Facebook likes are so 2015. The recent introduction of Facebook reactions opens up a can of worms for digital marketers worldwide. We find ourselves wondering whether the 6 new reactions will serve as a distraction or a key metric in predicting how users will consume content in the future. It’s a brilliant move for Facebook in tweaking its algorithm for continued engagement with users but what does it mean for businesses? At the centre of all marketing practices is a necessity to evoke an emotional response from audiences. To this end, the reaction buttons will provide more nuanced data than its predecessor (the like button) because they indicate the type of emotional responses users have to particular posts.
Data processing of interactions will no doubt determine an optimal mix of emotive posts to keep users coming back. Data from ‘reactions’ also has the potential to affect Facebook’s advertising algorithms and could prove to be a valuable analytical tool for digital marketers.
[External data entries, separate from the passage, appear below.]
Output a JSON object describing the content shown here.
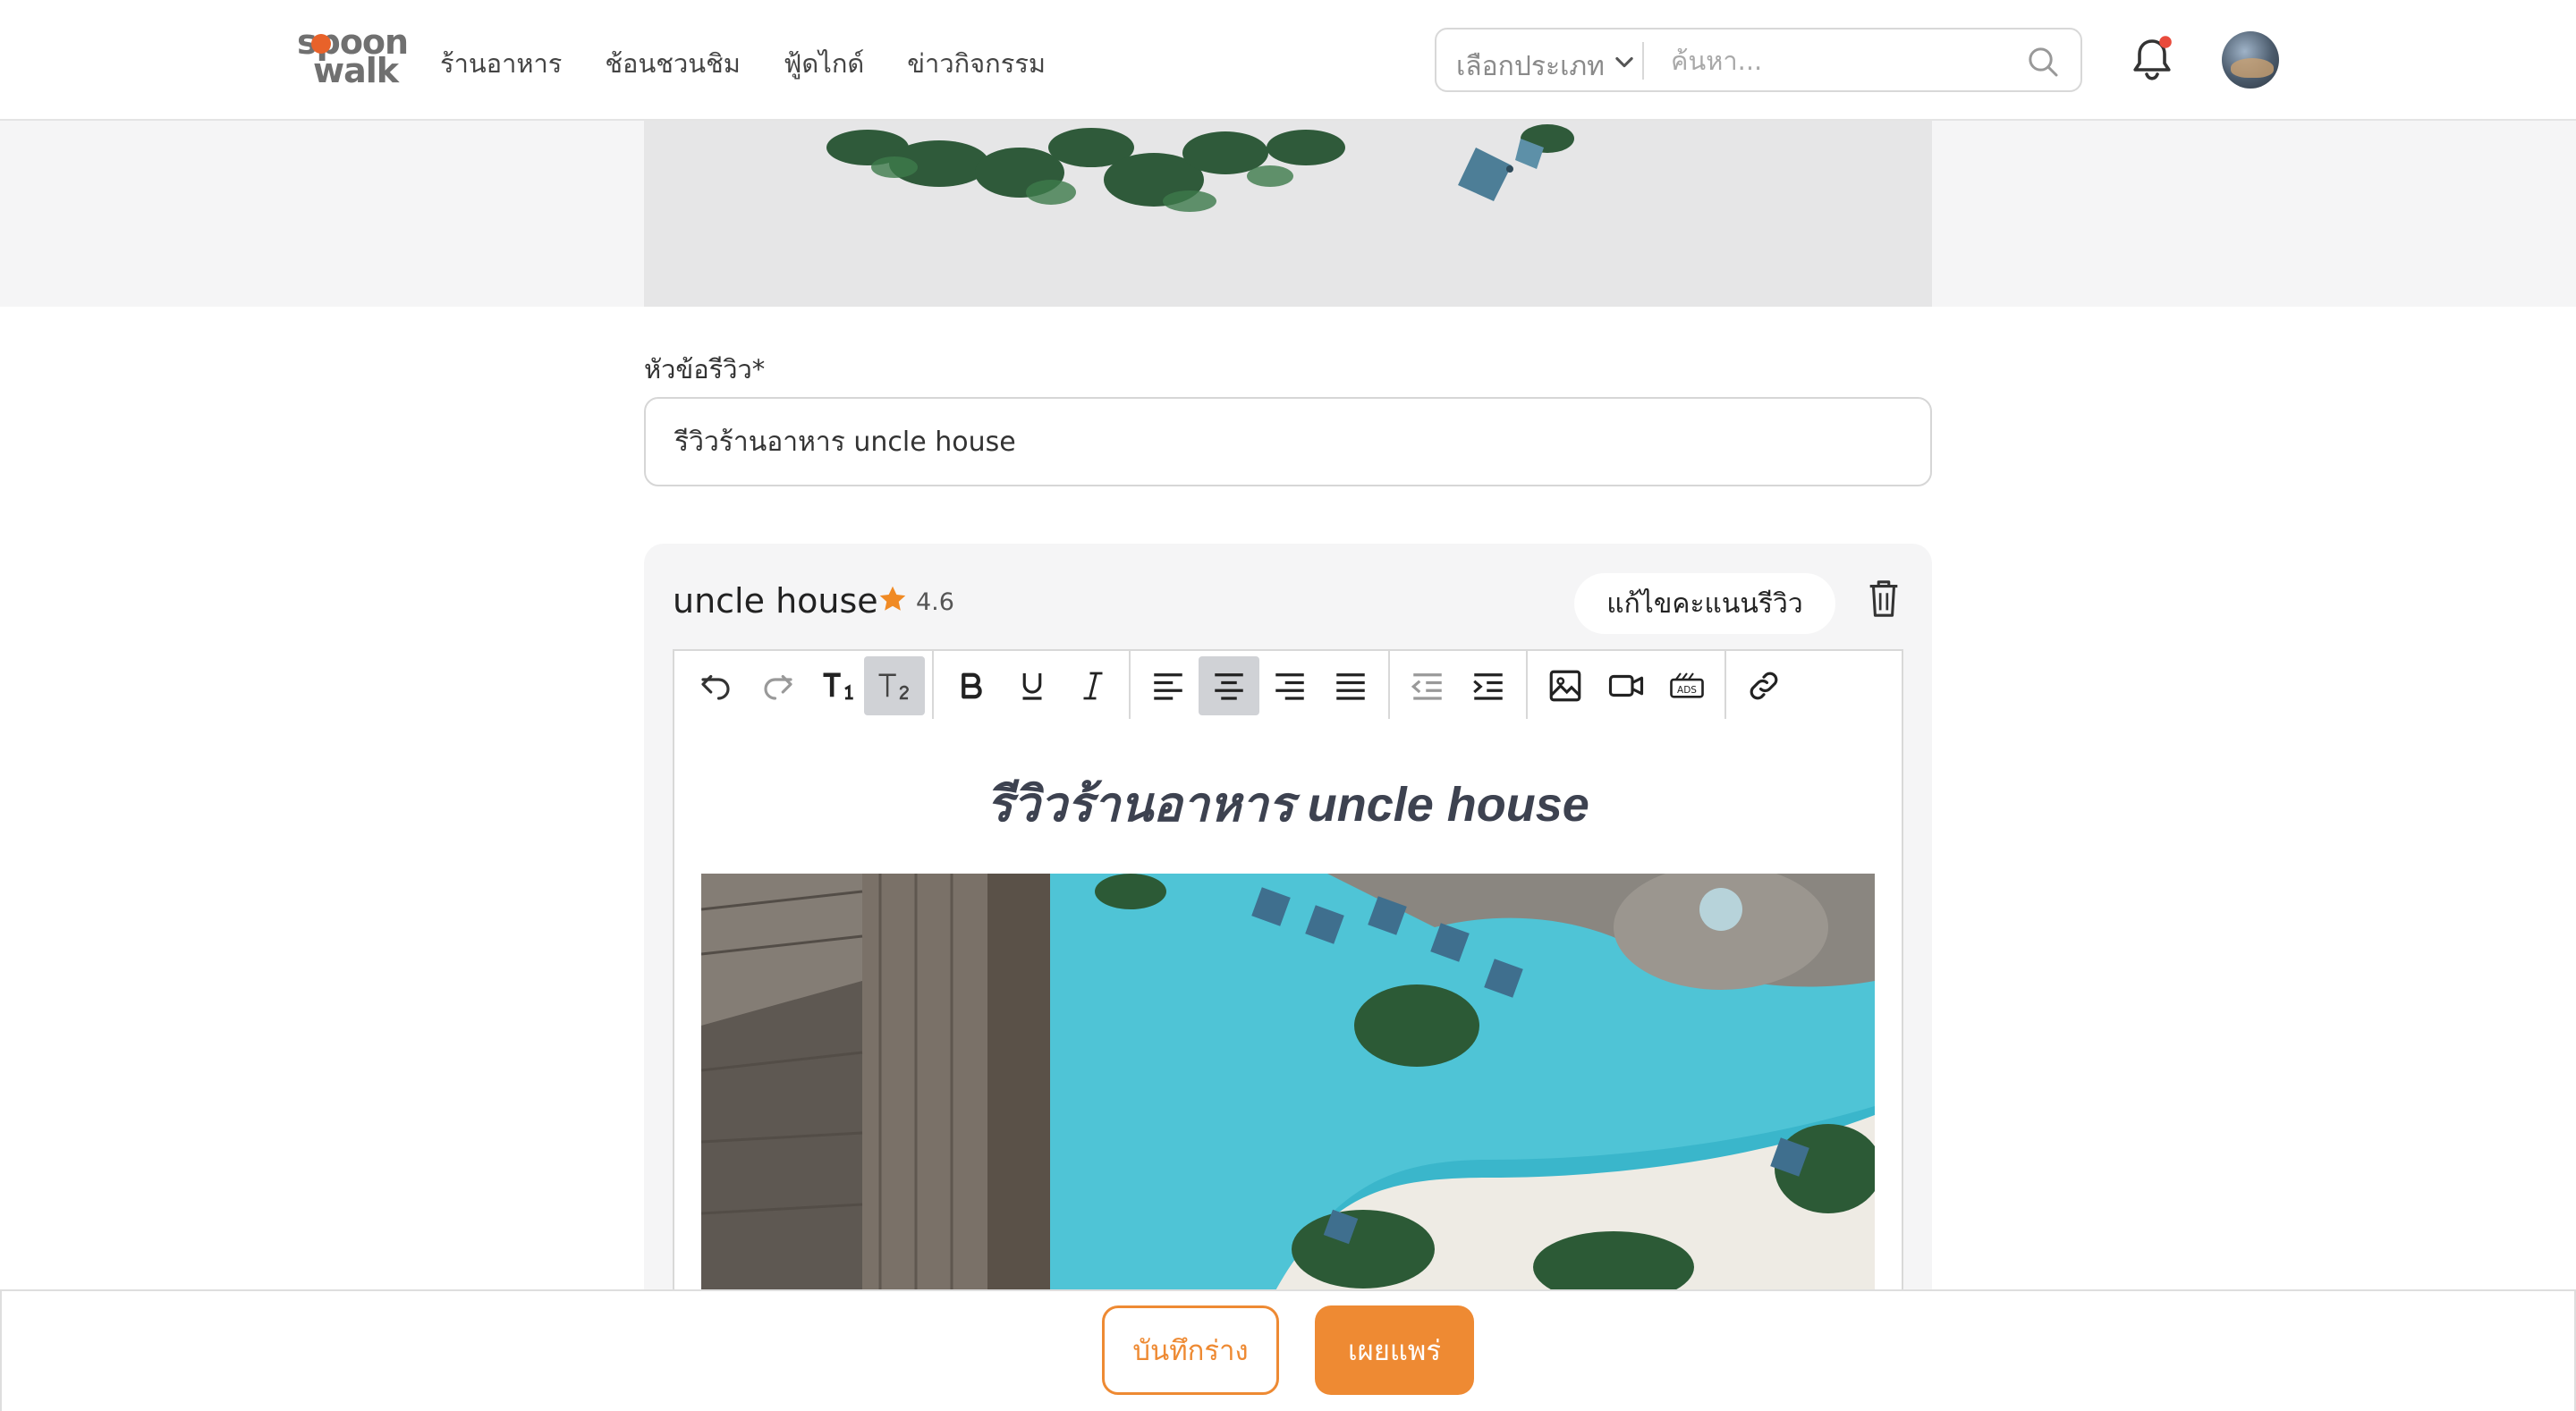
{
  "brand": {
    "logo_line1": "spoon",
    "logo_line2": "walk",
    "accent": "#ee8a33"
  },
  "nav": {
    "items": [
      {
        "label": "ร้านอาหาร"
      },
      {
        "label": "ช้อนชวนชิม"
      },
      {
        "label": "ฟู้ดไกด์"
      },
      {
        "label": "ข่าวกิจกรรม"
      }
    ],
    "category_select": "เลือกประเภท",
    "search_placeholder": "ค้นหา...",
    "notification_dot_color": "#e94b3c"
  },
  "form": {
    "title_label": "หัวข้อรีวิว*",
    "title_value": "รีวิวร้านอาหาร uncle house"
  },
  "restaurant": {
    "name": "uncle house",
    "rating": "4.6",
    "edit_rating_label": "แก้ไขคะแนนรีวิว"
  },
  "editor": {
    "toolbar": [
      "undo-icon",
      "redo-icon",
      "heading1-icon",
      "heading2-icon",
      "bold-icon",
      "underline-icon",
      "italic-icon",
      "align-left-icon",
      "align-center-icon",
      "align-right-icon",
      "align-justify-icon",
      "outdent-icon",
      "indent-icon",
      "image-icon",
      "video-icon",
      "ads-icon",
      "link-icon"
    ],
    "active": [
      "heading2-icon",
      "align-center-icon"
    ],
    "heading": "รีวิวร้านอาหาร uncle house"
  },
  "actions": {
    "save_draft": "บันทึกร่าง",
    "publish": "เผยแพร่"
  }
}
All reactions will initially have the same impact on ad delivery as likes since Facebook is weighing them evenly in determining the engagement of users.
Brands such as Disney have followed Facebook’s initiatives and are looking to make emotion their next targeting metric. At Loves Data we’re predicting that sentiment analysis tools will soon be on the rise in the race to best analyse data generated by reactions and as a result, astutely match target audiences with relevant ad content.
As real life people with a wide gamut of emotions that reach beyond a thumbs up reaction to any given content, we embrace Facebook’s introduction of new routes of expression and applaud their intent in providing a universal vocabulary that lets people express emotion as they scroll through their feed. However, from a marketing standpoint, it’s not quite as simple. Whilst the diversity of emoji responses may provide richer insight into the way we engage with Facebook content, will the analysis of this data lead to conversions? There is also no way to determine the authenticity of these reactions as yet. How do we account for sarcasm for example?
As text-based comments play a large role in opening up a dialogue between brands and their fans, emoji responses may result in a lower text engagement rate on posts hindering brands in adjusting their content. The measurement of ROI remains one of the main challenges for digital marketers. We hope these reactions will offer more to businesses than just an interesting way for audiences to interact. Reaction measurements will likely be used to decide which ads we see in our feeds. These measurements could even become one of the primary metrics in ad content creation in the not too distant future.